Eyeing my tanned feet encased in their summer sandals, I thought: surely they’ve always been this distance from my face? When my mind reached back it seemed that I had ever changed.

It must have been the first time my three brothers had taken me beyond the end of our stony lane, and we stood for a moment by the backwoods signpost.

I was familiar with the road which twisted ahead, and the one that led to the right,
but we chose the untapped trail to the left, a thrilling path full of mysteries which I longed to see.

A jaded adult may have ambled and dashed past so many wild summer banks that they all looked the same, but to this happy child each one was unique.

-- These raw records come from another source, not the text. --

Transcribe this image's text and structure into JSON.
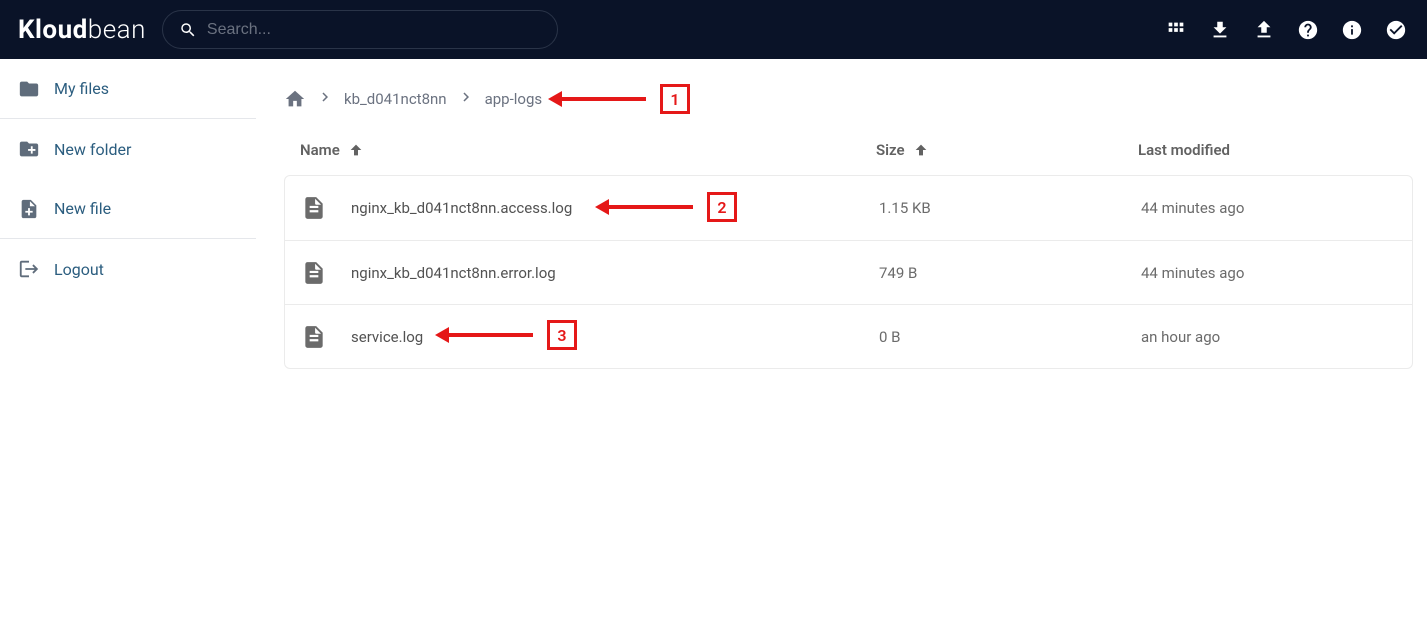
{
  "logo": {
    "bold": "Kloud",
    "thin": "bean"
  },
  "search": {
    "placeholder": "Search..."
  },
  "sidebar": {
    "items": [
      {
        "label": "My files"
      },
      {
        "label": "New folder"
      },
      {
        "label": "New file"
      },
      {
        "label": "Logout"
      }
    ]
  },
  "breadcrumb": {
    "items": [
      {
        "label": "kb_d041nct8nn"
      },
      {
        "label": "app-logs"
      }
    ]
  },
  "table": {
    "columns": {
      "name": "Name",
      "size": "Size",
      "modified": "Last modified"
    }
  },
  "files": [
    {
      "name": "nginx_kb_d041nct8nn.access.log",
      "size": "1.15 KB",
      "modified": "44 minutes ago"
    },
    {
      "name": "nginx_kb_d041nct8nn.error.log",
      "size": "749 B",
      "modified": "44 minutes ago"
    },
    {
      "name": "service.log",
      "size": "0 B",
      "modified": "an hour ago"
    }
  ],
  "annotations": [
    {
      "num": "1"
    },
    {
      "num": "2"
    },
    {
      "num": "3"
    }
  ]
}
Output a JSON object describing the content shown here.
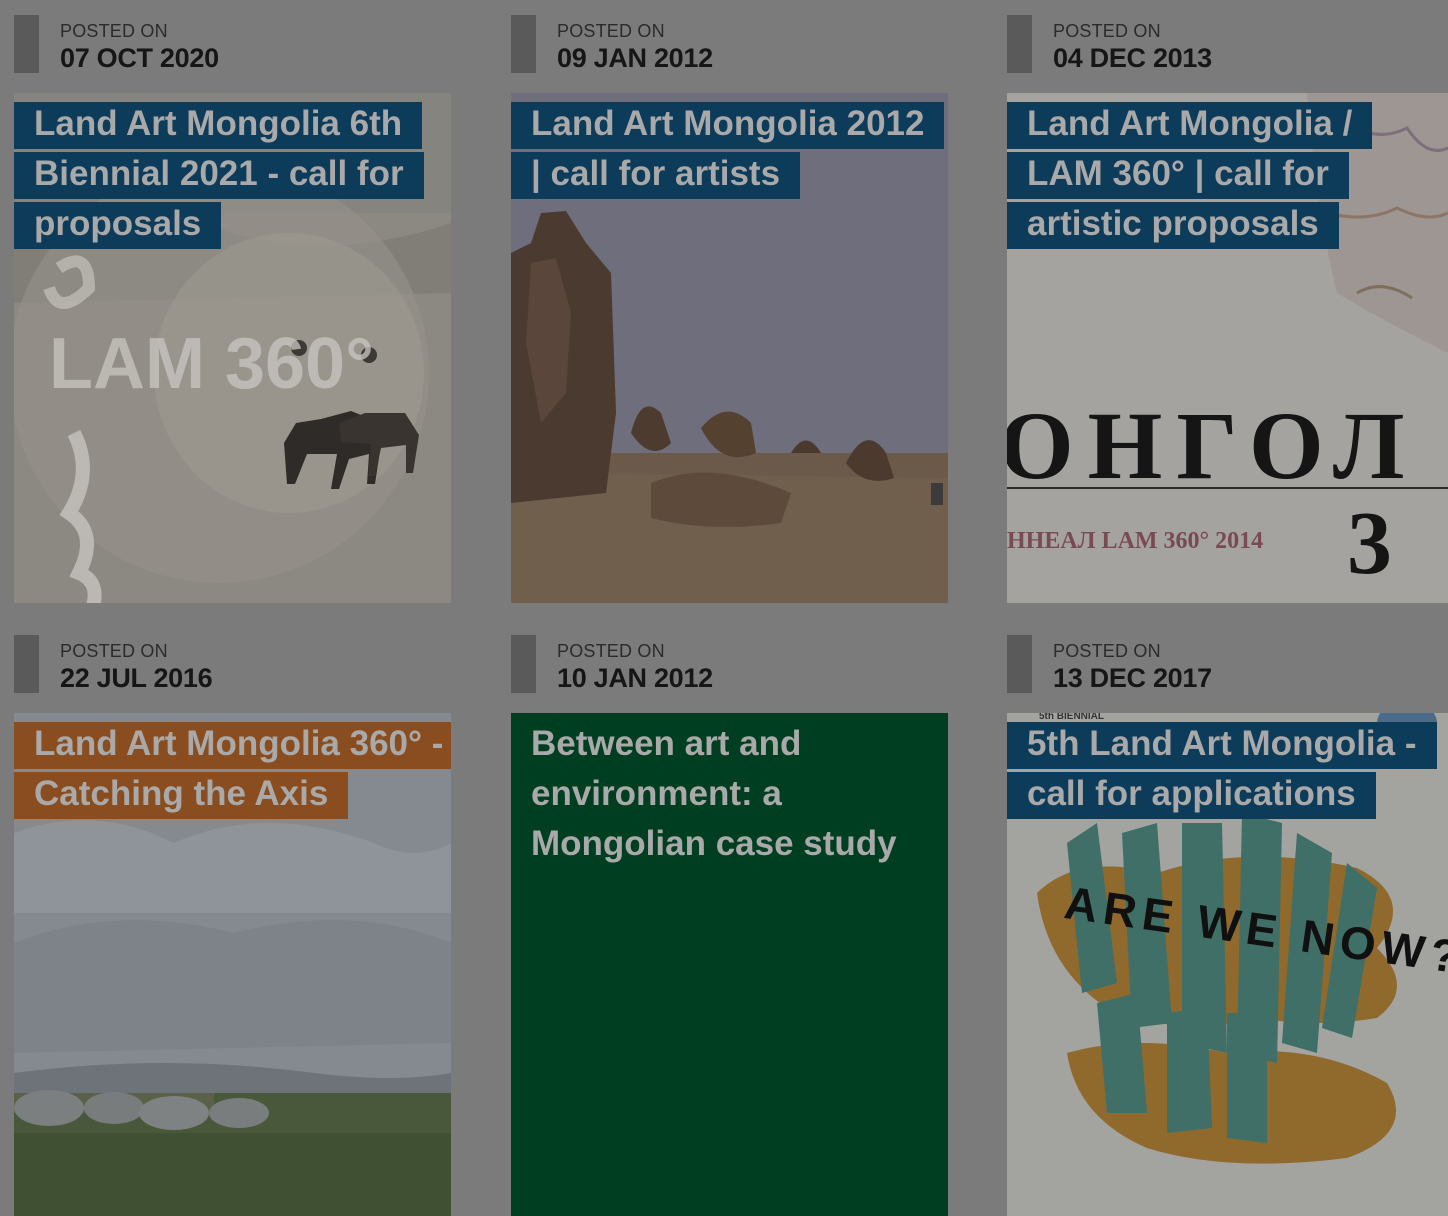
{
  "label_posted": "POSTED ON",
  "posts": [
    {
      "date": "07 OCT 2020",
      "title": "Land Art Mongolia 6th Biennial 2021 - call for proposals",
      "image_text_1": "LAM 360°",
      "image_text_2": ""
    },
    {
      "date": "09 JAN 2012",
      "title": "Land Art Mongolia 2012 | call for artists",
      "image_text_1": "",
      "image_text_2": ""
    },
    {
      "date": "04 DEC 2013",
      "title": "Land Art Mongolia / LAM 360° | call for artistic proposals",
      "image_text_1": "ОНГОЛ",
      "image_text_2": "ННЕАЛ LAM 360° 2014"
    },
    {
      "date": "22 JUL 2016",
      "title": "Land Art Mongolia 360° - Catching the Axis",
      "image_text_1": "",
      "image_text_2": ""
    },
    {
      "date": "10 JAN 2012",
      "title": "Between art and environment: a Mongolian case study",
      "image_text_1": "",
      "image_text_2": ""
    },
    {
      "date": "13 DEC 2017",
      "title": "5th Land Art Mongolia - call for applications",
      "image_text_1": "ARE WE NOW?",
      "image_text_2": "5th BIENNIAL"
    }
  ]
}
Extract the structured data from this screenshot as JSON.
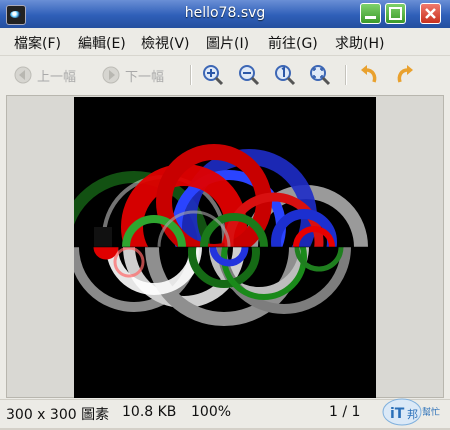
{
  "window": {
    "title": "hello78.svg"
  },
  "menu": {
    "items": [
      "檔案(F)",
      "編輯(E)",
      "檢視(V)",
      "圖片(I)",
      "前往(G)",
      "求助(H)"
    ]
  },
  "toolbar": {
    "prev_label": "上一幅",
    "next_label": "下一幅"
  },
  "status": {
    "dimensions": "300 x 300 圖素",
    "file_size": "10.8 KB",
    "zoom": "100%",
    "page": "1 / 1"
  },
  "watermark": {
    "text_main": "iT",
    "text_sub": "邦",
    "text_side": "幫忙"
  },
  "colors": {
    "canvas_bg": "#000000",
    "title_bar": "#2f5fb8",
    "rotate_icon": "#f0a030"
  }
}
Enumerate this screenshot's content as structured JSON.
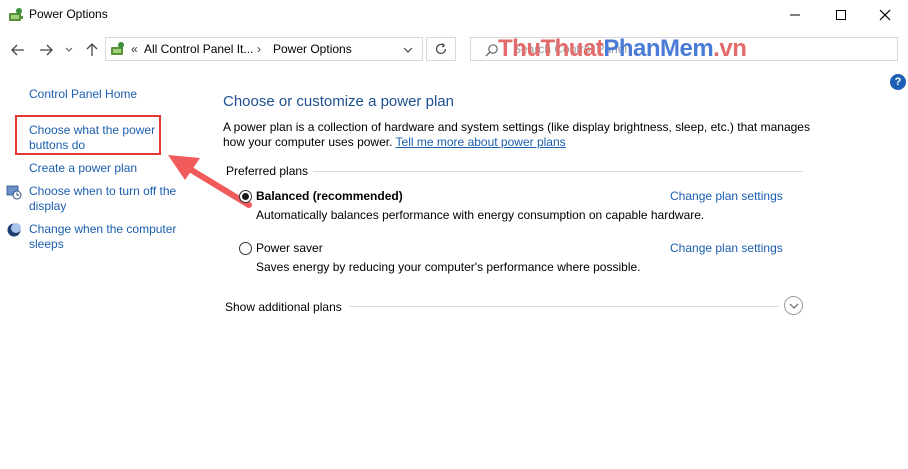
{
  "window": {
    "title": "Power Options",
    "icons": {
      "app": "power-options-icon",
      "minimize": "minimize-icon",
      "maximize": "maximize-icon",
      "close": "close-icon"
    }
  },
  "address": {
    "back_icon": "back-arrow-icon",
    "forward_icon": "forward-arrow-icon",
    "recent_icon": "chevron-down-icon",
    "up_icon": "up-arrow-icon",
    "overflow": "«",
    "crumb1": "All Control Panel It...",
    "separator": "›",
    "crumb2": "Power Options",
    "search_placeholder": "Search Control Panel"
  },
  "watermark": {
    "part1": "ThuThuat",
    "part2": "PhanMem",
    "part3": ".vn"
  },
  "help_label": "?",
  "sidebar": {
    "home": "Control Panel Home",
    "power_buttons": [
      "Choose what the power",
      "buttons do"
    ],
    "create_plan": "Create a power plan",
    "display_off": [
      "Choose when to turn off the",
      "display"
    ],
    "sleep": [
      "Change when the computer",
      "sleeps"
    ]
  },
  "main": {
    "title": "Choose or customize a power plan",
    "description_line1": "A power plan is a collection of hardware and system settings (like display brightness, sleep, etc.) that manages",
    "description_line2": "how your computer uses power.",
    "learn_more": "Tell me more about power plans",
    "preferred_label": "Preferred plans",
    "plans": [
      {
        "name": "Balanced (recommended)",
        "description": "Automatically balances performance with energy consumption on capable hardware.",
        "link": "Change plan settings",
        "selected": true
      },
      {
        "name": "Power saver",
        "description": "Saves energy by reducing your computer's performance where possible.",
        "link": "Change plan settings",
        "selected": false
      }
    ],
    "show_more": "Show additional plans"
  },
  "colors": {
    "link": "#1a5eb0",
    "title": "#1d4f91",
    "highlight": "#e53935",
    "arrow": "#f05a5a"
  }
}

In nearby hedges I had seen the wild glory of vetch and meadowsweet, I had bent with stained fingers to to pick wild strawberries, and I felt as if I had been breathing such beauty for eons, but this road and this day were beauty incarnate.

Above me the sky was a Van Gogh shade without the melancholy. The complex scent of miriad summer blooms attracted scores of butterflies, bees, and other flying insects, while beyond the buzzing in the still heat, birds sang and a distant tractor hummed as it harvested the wheat. Four of my five senses were being fed to a joyous fullness. The early morning dew had dried, leaving emerald nature glowing with health.

It was a perfect morning,
and in a moment of clarity I recognised myself,
knew that I fitted perfectly into the world
and I had no need to reach forward
to find out who I would be.

Written for The Daily Post Word Prompt #Reach

©Jane Paterson Basil